Check each line of the records below for the word "long" and copy those where it appears.

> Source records
*** Begin section ***

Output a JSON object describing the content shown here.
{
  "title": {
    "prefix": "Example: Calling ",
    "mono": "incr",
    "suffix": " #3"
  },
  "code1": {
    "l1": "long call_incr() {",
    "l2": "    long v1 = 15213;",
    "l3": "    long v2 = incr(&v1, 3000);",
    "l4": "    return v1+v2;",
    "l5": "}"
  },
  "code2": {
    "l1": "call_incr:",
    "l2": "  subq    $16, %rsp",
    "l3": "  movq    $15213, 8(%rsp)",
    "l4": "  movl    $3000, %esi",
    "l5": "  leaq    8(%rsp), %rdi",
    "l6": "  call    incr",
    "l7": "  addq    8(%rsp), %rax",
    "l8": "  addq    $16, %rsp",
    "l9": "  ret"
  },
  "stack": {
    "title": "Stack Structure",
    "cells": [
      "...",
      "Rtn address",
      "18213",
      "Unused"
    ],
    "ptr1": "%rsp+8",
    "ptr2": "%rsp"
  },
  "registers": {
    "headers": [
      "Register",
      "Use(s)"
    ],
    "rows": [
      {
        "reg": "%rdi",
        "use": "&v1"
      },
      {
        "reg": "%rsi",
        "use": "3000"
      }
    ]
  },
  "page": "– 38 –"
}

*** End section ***

> SOLUTION TO THIS TASK
    "l1": "long call_incr() {",
    "l2": "    long v1 = 15213;",
    "l3": "    long v2 = incr(&v1, 3000);",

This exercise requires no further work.